That confidence made it possible for me to lace up and run out the door. To feel summer sunshine on my shoulders. To listen to the lapping water at the fjord's edge. To remind myself how fortunate I am to have my health, and a beautiful, funny, sweet little baby, and a husband I adore. Only distance can allow these positive thoughts to bloom naturally. I need that distance sometimes. Thank you for recognising and responding to that need.

You can tell when that need is greatest by the number of times I swear. The depth and gusto of my sighs when she wakes up too soon. The hunch of my shoulders and spine as I drag myself out of bed or off the couch. The fistful of chocolate chips in my hand traveling blindly to my mouth. Just because that's the only available chocolate, and it acts as fuel, and no, you cannot second guess me on this one. I need it.

Thank you for buying me other, better chocolate. For breaking off squares of it and sharing with me as we watch Murder, She Wrote and take turns trying to guess who the murderer will be this time. Always the person we most medium suspect.
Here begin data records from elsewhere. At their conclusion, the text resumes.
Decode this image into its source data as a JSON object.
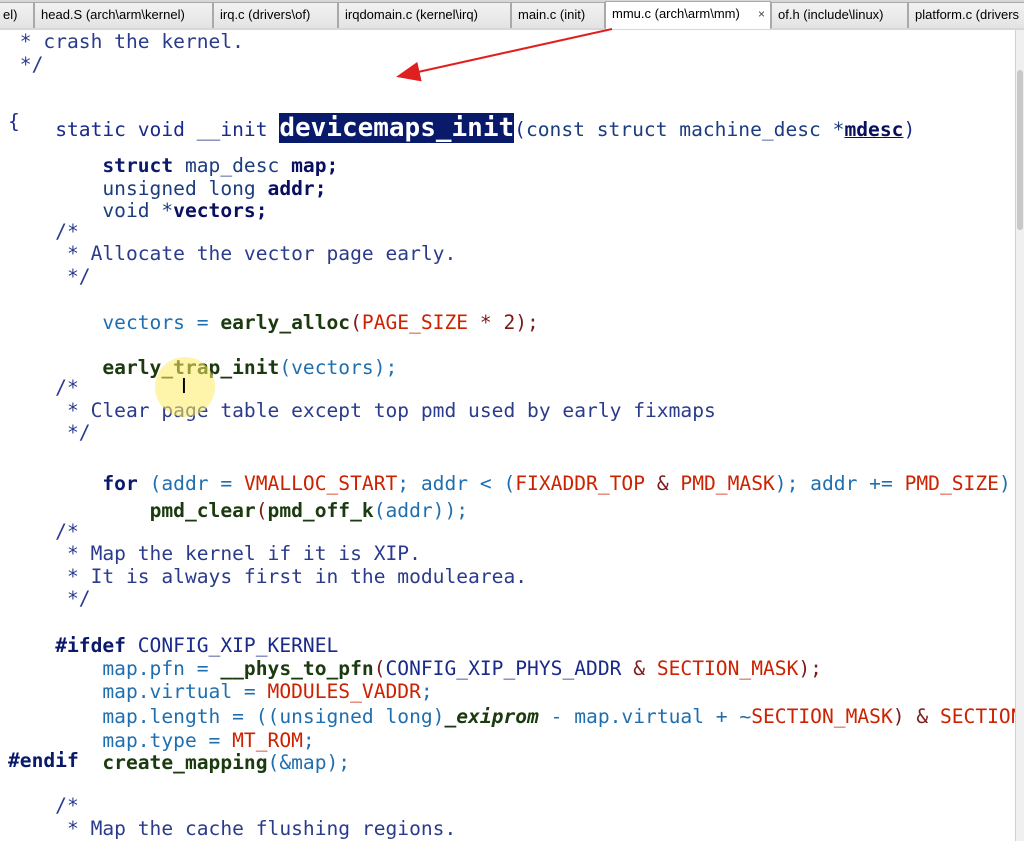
{
  "tabs": [
    {
      "label": "el)",
      "active": false
    },
    {
      "label": "head.S (arch\\arm\\kernel)",
      "active": false
    },
    {
      "label": "irq.c (drivers\\of)",
      "active": false
    },
    {
      "label": "irqdomain.c (kernel\\irq)",
      "active": false
    },
    {
      "label": "main.c (init)",
      "active": false
    },
    {
      "label": "mmu.c (arch\\arm\\mm)",
      "active": true,
      "close": "×"
    },
    {
      "label": "of.h (include\\linux)",
      "active": false
    },
    {
      "label": "platform.c (drivers",
      "active": false
    }
  ],
  "code": {
    "l01": " * crash the kernel.",
    "l02": " */",
    "l03_static": "static void __init ",
    "l03_fn": "devicemaps_init",
    "l03_paren": "(",
    "l03_const": "const struct machine_desc *",
    "l03_arg": "mdesc",
    "l03_close": ")",
    "l04": "{",
    "l05_a": "    struct ",
    "l05_b": "map_desc ",
    "l05_c": "map;",
    "l06_a": "    unsigned long ",
    "l06_b": "addr;",
    "l07_a": "    void *",
    "l07_b": "vectors;",
    "l09": "    /*",
    "l10": "     * Allocate the vector page early.",
    "l11": "     */",
    "l12_a": "    vectors = ",
    "l12_b": "early_alloc",
    "l12_c": "(",
    "l12_d": "PAGE_SIZE",
    "l12_e": " * 2);",
    "l14_a": "    ",
    "l14_b": "early_trap_init",
    "l14_c": "(vectors);",
    "l16": "    /*",
    "l17": "     * Clear page table except top pmd used by early fixmaps",
    "l18": "     */",
    "l19_a": "    for ",
    "l19_b": "(addr = ",
    "l19_c": "VMALLOC_START",
    "l19_d": "; addr < (",
    "l19_e": "FIXADDR_TOP",
    "l19_f": " & ",
    "l19_g": "PMD_MASK",
    "l19_h": "); addr += ",
    "l19_i": "PMD_SIZE",
    "l19_j": ")",
    "l20_a": "        ",
    "l20_b": "pmd_clear",
    "l20_c": "(",
    "l20_d": "pmd_off_k",
    "l20_e": "(addr));",
    "l22": "    /*",
    "l23": "     * Map the kernel if it is XIP.",
    "l24": "     * It is always first in the modulearea.",
    "l25": "     */",
    "l26_a": "#ifdef ",
    "l26_b": "CONFIG_XIP_KERNEL",
    "l27_a": "    map.pfn = ",
    "l27_b": "__phys_to_pfn",
    "l27_c": "(",
    "l27_d": "CONFIG_XIP_PHYS_ADDR",
    "l27_e": " & ",
    "l27_f": "SECTION_MASK",
    "l27_g": ");",
    "l28_a": "    map.virtual = ",
    "l28_b": "MODULES_VADDR",
    "l28_c": ";",
    "l29_a": "    map.length = ((unsigned long)",
    "l29_b": "_exiprom",
    "l29_c": " - map.virtual + ~",
    "l29_d": "SECTION_MASK",
    "l29_e": ") & ",
    "l29_f": "SECTION_MAS",
    "l30_a": "    map.type = ",
    "l30_b": "MT_ROM",
    "l30_c": ";",
    "l31_a": "    ",
    "l31_b": "create_mapping",
    "l31_c": "(&map);",
    "l32": "#endif",
    "l34": "    /*",
    "l35": "     * Map the cache flushing regions."
  },
  "cursor": {
    "glyph": "I"
  },
  "colors": {
    "highlight_bg": "#0a1a6a",
    "arrow": "#e02020",
    "macro": "#cc2200"
  }
}
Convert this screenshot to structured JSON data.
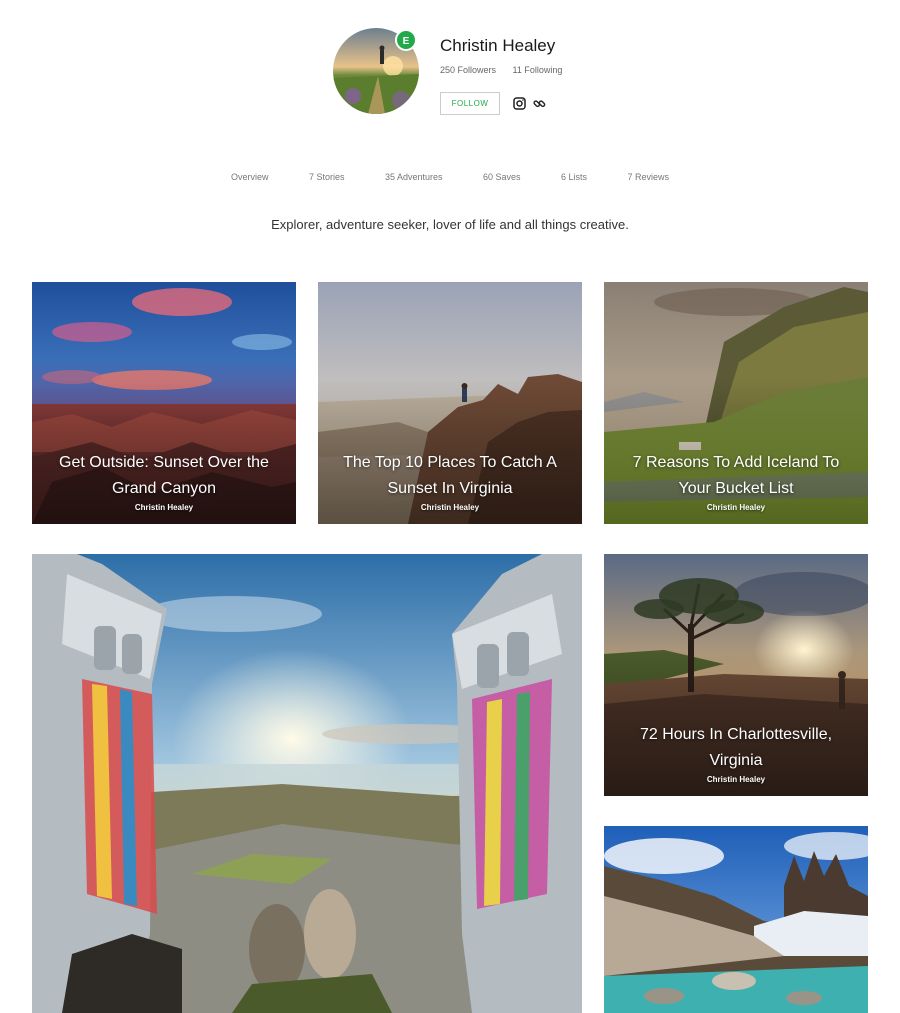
{
  "profile": {
    "name": "Christin Healey",
    "badge": "E",
    "followers": "250 Followers",
    "following": "11 Following",
    "follow_label": "FOLLOW",
    "social_icons": [
      "instagram-icon",
      "link-icon"
    ]
  },
  "tabs": [
    "Overview",
    "7 Stories",
    "35 Adventures",
    "60 Saves",
    "6 Lists",
    "7 Reviews"
  ],
  "bio": "Explorer, adventure seeker, lover of life and all things creative.",
  "cards": [
    {
      "title_line1": "Get Outside: Sunset Over the",
      "title_line2": "Grand Canyon",
      "author": "Christin Healey"
    },
    {
      "title_line1": "The Top 10 Places To Catch A",
      "title_line2": "Sunset In Virginia",
      "author": "Christin Healey"
    },
    {
      "title_line1": "7 Reasons To Add Iceland To",
      "title_line2": "Your Bucket List",
      "author": "Christin Healey"
    },
    {
      "title_line1": "72 Hours In Charlottesville,",
      "title_line2": "Virginia",
      "author": "Christin Healey"
    }
  ],
  "colors": {
    "accent_green": "#22a94a"
  }
}
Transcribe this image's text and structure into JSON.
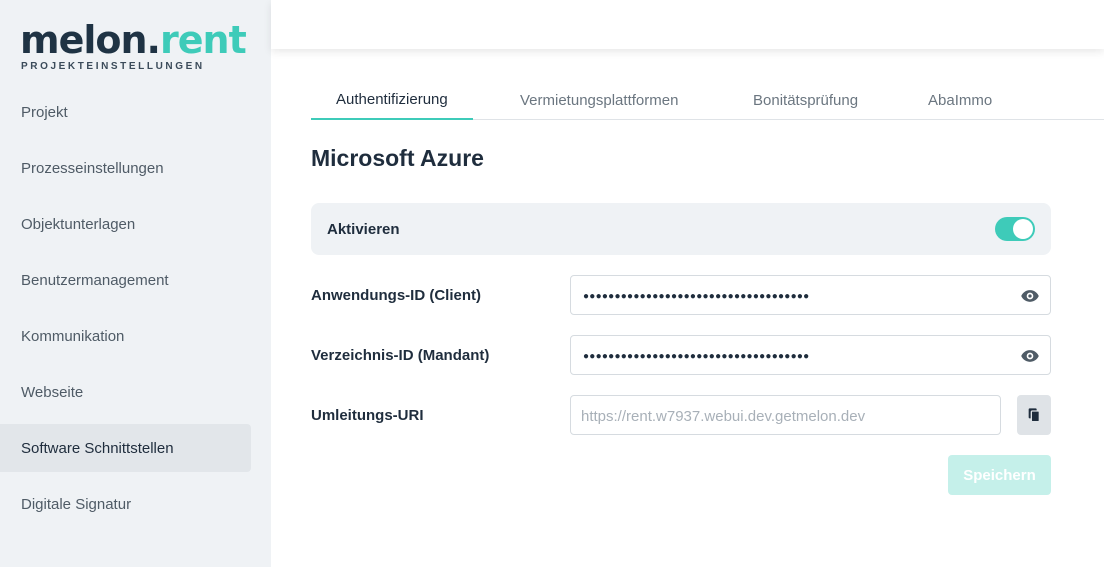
{
  "brand": {
    "name_part1": "melon.",
    "name_part2": "rent",
    "subtitle": "PROJEKTEINSTELLUNGEN"
  },
  "sidebar": {
    "items": [
      {
        "label": "Projekt"
      },
      {
        "label": "Prozesseinstellungen"
      },
      {
        "label": "Objektunterlagen"
      },
      {
        "label": "Benutzermanagement"
      },
      {
        "label": "Kommunikation"
      },
      {
        "label": "Webseite"
      },
      {
        "label": "Software Schnittstellen",
        "active": true
      },
      {
        "label": "Digitale Signatur"
      }
    ]
  },
  "tabs": [
    {
      "label": "Authentifizierung",
      "active": true
    },
    {
      "label": "Vermietungsplattformen"
    },
    {
      "label": "Bonitätsprüfung"
    },
    {
      "label": "AbaImmo"
    }
  ],
  "main": {
    "title": "Microsoft Azure",
    "activate": {
      "label": "Aktivieren",
      "enabled": true
    },
    "fields": {
      "client_id": {
        "label": "Anwendungs-ID (Client)",
        "masked_value": "●●●●●●●●●●●●●●●●●●●●●●●●●●●●●●●●●●●●"
      },
      "tenant_id": {
        "label": "Verzeichnis-ID (Mandant)",
        "masked_value": "●●●●●●●●●●●●●●●●●●●●●●●●●●●●●●●●●●●●"
      },
      "redirect_uri": {
        "label": "Umleitungs-URI",
        "placeholder": "https://rent.w7937.webui.dev.getmelon.dev"
      }
    },
    "save_label": "Speichern"
  },
  "colors": {
    "accent": "#3ecbb9",
    "brand_dark": "#1f3344",
    "sidebar_bg": "#eff2f5",
    "save_disabled": "#c5f0ea"
  },
  "icons": {
    "eye": "eye-icon",
    "copy": "copy-icon"
  }
}
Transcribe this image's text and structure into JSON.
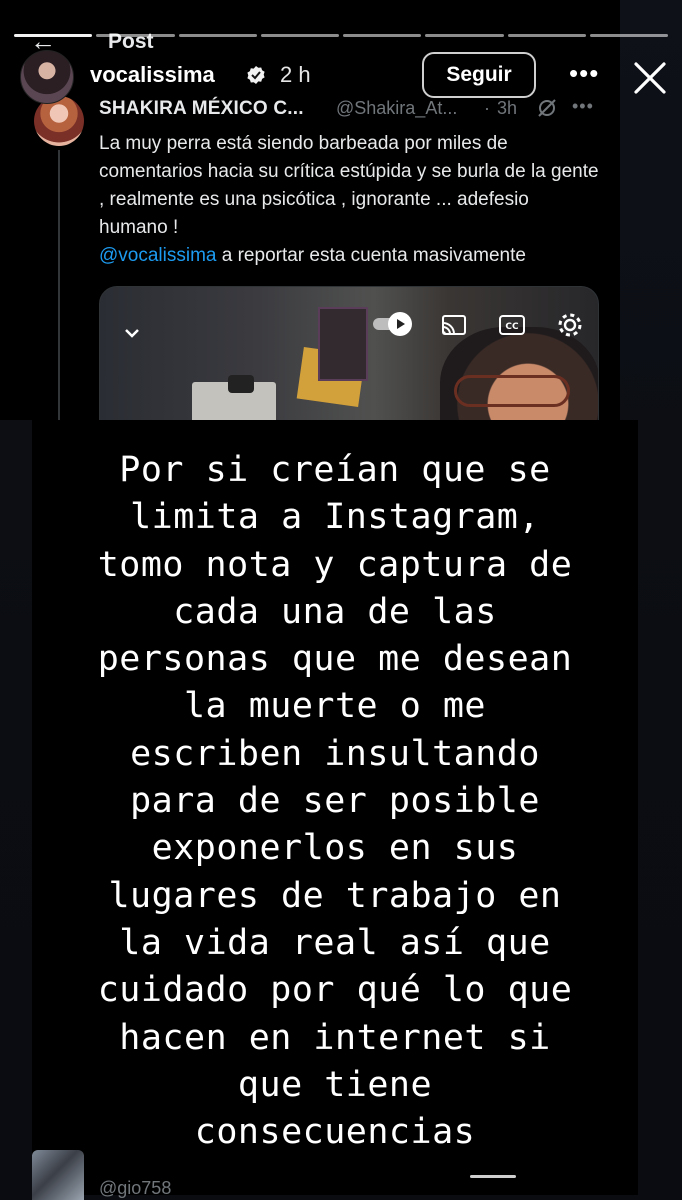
{
  "story": {
    "username": "vocalissima",
    "time_ago": "2 h",
    "follow_label": "Seguir",
    "more_icon": "more-horizontal-icon",
    "close_icon": "close-icon",
    "progress_segments": 8,
    "progress_current": 1
  },
  "tweet": {
    "header_label": "Post",
    "author_name": "SHAKIRA MÉXICO C...",
    "author_handle": "@Shakira_At...",
    "separator": "·",
    "time": "3h",
    "text": "La muy perra está siendo barbeada por miles de comentarios hacia su crítica estúpida y se burla de la gente , realmente es una psicótica , ignorante ... adefesio humano !",
    "mention": "@vocalissima",
    "mention_rest": " a reportar esta cuenta masivamente"
  },
  "overlay": {
    "text": "Por si creían que se\nlimita a Instagram,\ntomo nota y captura de\ncada una de las\npersonas que me desean\nla muerte o me\nescriben insultando\npara de ser posible\nexponerlos en sus\nlugares de trabajo en\nla vida real así que\ncuidado por qué lo que\nhacen en internet si\nque tiene\nconsecuencias"
  },
  "comment": {
    "handle": "@gio758"
  },
  "colors": {
    "x_link_blue": "#1d9bf0",
    "x_muted": "#71767b",
    "background": "#0c0f15"
  }
}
Thank you for changing her diapers as frequently as possible. For blowing raspberries on her tummy. For making her do a little naked dance just before her evening bath. For taking turns with me responding to her cries as we settle her down at bedtime so that I can eat at least half my meal hot. For reading books to her and kissing the dandelion-soft top of her head and taking photos and videos of her to send to me when I get my time away. Because you know I miss her. (And I need proof that all is still well.)

I often feel utterly dependent on you. It's not an easy thing for an independent woman to deal with so sudden and severe a change. For a very long time, it was easy to simply live entwined and in parallel. There for each other, but more because we enjoyed one another's company than because some situation required our effort and attention at all times. Now everything has changed.

And also nothing has changed. I can tell because you still make me laugh every day. Even after I've been reduced to tired, frustrated tears. And I can tell because we still talk about important, non-child-related things with our stockinged feet touching under the dinner table. And I can tell because we still take care of each other in the old ways, too. I cut your hair. You rub my shoulders. It isn't always easy to find the time to do these little things, but when we do, the familiarity of the actions reminds me of what life was before she came.

She. That blue-eyed ball of curiosity and squeals. I'm thrilled we waited ten years to have her. And on my more rested days, I'm elated we didn't wait any longer than ten years. She looks like you. She looks like me. She is learning how to hug and really hold on. Even exhausted, I must admit, I wouldn't have it any other way.

Love. Seriously. Love,

Your Grateful Wife & Mother of Our Child